Sources: The Hindu (Srikumar Chattopadhyay); Down to Earth (Mahesh Nathan)
News: Climate change has exacerbated water scarcity leading to rural-urban water disputes.
Reports showing growing water stress:
- UNESCO’s United Nations World Water Development Report of 2022 pointed toward impending water stress and water scarcity in different parts of the world due to a sharp rise in freshwater withdrawal from streams, lakes, aquifers, and human-made reservoirs.
- Theme of World Water Day (observed on March 22) in 2007 was ‘Coping with water scarcity.
- The Food and Agriculture Organization of the United Nations (FAO)’s new Water Report sounded a note of caution that the world is moving towards the silent water crisis of a global dimension, depriving millions of people of water to live and sustain their livelihood.
- An interactive web tool, Water Scarcity Clock, shows that currently over two billion people are experiencing high water stress and this number is increasing day by day.
- In the Global Drought Risk and Water Stress map (2019) major parts of India, are highly water-stressed and experiencing water scarcity particularly west, central, and parts of peninsular India.
- The Composite Water Management Index (2018) report by NITI Aayog shows that India is facing the worst water crisis with approximately more than 600 million people facing acute water shortages.
Current Global response towards water shortage or water scarcity: Transfer of water from the hinterlands/upper catchments or drawing it from stored surface water bodies or aquifers.
Issues associated with the above response:
- Sectoral and regional water competition due to inter-basin and inter-State transfers of water.
- Global concern of rural-urban transfer of water: Leading to biophysical, socio-economic, and governance risks.

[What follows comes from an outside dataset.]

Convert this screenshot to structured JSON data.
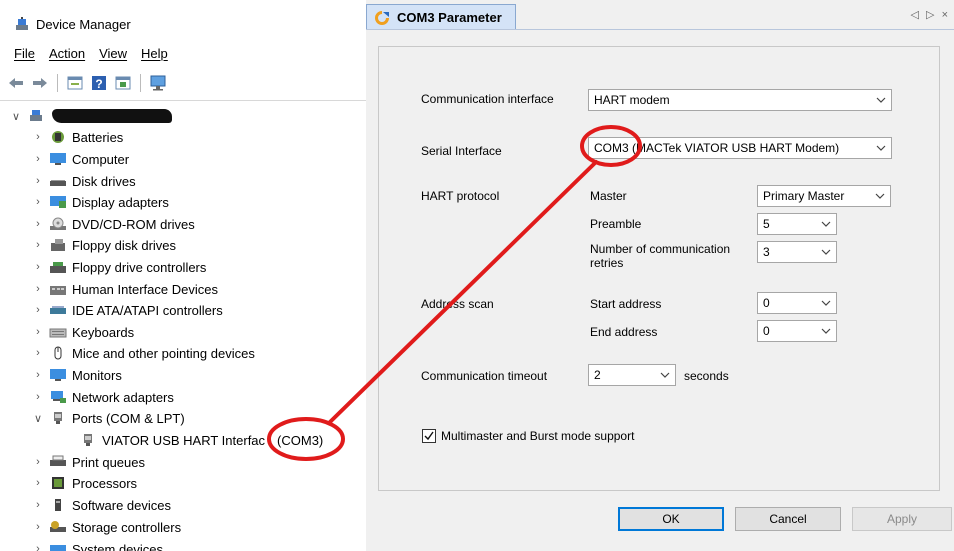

In the UN report on ‘Transboundary Waters Systems – Status and Trend’ (2016), India falls in the category of high biophysical and the highest socio-economic risks. In India, rural-urban transfer of water is a lose-lose situation as water is transported at the expense of rural areas and the agricultural sector.
- Unmet demand of growing Urban water use: Now India is urbanizing at a rapid pace and according to World Urbanization Prospects,2018 urban population component in India will cross the 40% mark by 2030 and the 50% mark by 2050 leading to a rise in per capita use of water in these centers due to improved standards of living.
- Dependence shifts to surface water: As in most cases to meet the growing demand of water, bulk of water supply is met through local sources of groundwater.
- Water Pollution due to rural-urban water transfer: Rural and urban areas use water from the same stock. But, in cities there is a lot of grey water without recovery or reuse, hence contributing to water pollution.
- Focus on ensuring water governance.
- Reallocation of water between urban and rural areas through catchment scale-based approaches.
- Adopting an integrated approach in water management through infrastructure investment,
- Fostering a rural-urban partnership to reduce water stress.
- Strengthening of institutions through adjustments in rapidly urbanizing regions.
- Water resource allocation at a regional level must be flexible.
- Ensuring gender equality in decision-making by involving women in designing, planning, and implementation of Water, Sanitation and Hygiene (WASH) programs.
Conclusion: The development process should not be jeopardized due to the state of India’s water resources on the 75th anniversary of India’s Independence.
- Water stress or Water scarcity is a leading global concern and most policy responses to address this concern is inter-basin and inter-state water mostly from rural-urban areas. But this policy has its own shortcomings like water pollution, regional competition for surface water and water disparity between urban and rural areas. Times call for new responses to deal with water stress and water scarcity.
Important facts for Prelims:
- World Water Day is on March 22. Theme of world water day 2022 is “Groundwater – Making the invisible visible”.
- United Nations World Water Development Report published by UNESCO on behalf of Un-Water.
- International Day for the Preservation of the Ozone Layer or World Ozone Day is on 16 September 2022.
1.India’s growing water crisis, the seen and the unseen(The Hindu)
2.India’s water crisis: The seen and unseen(Down To Earth)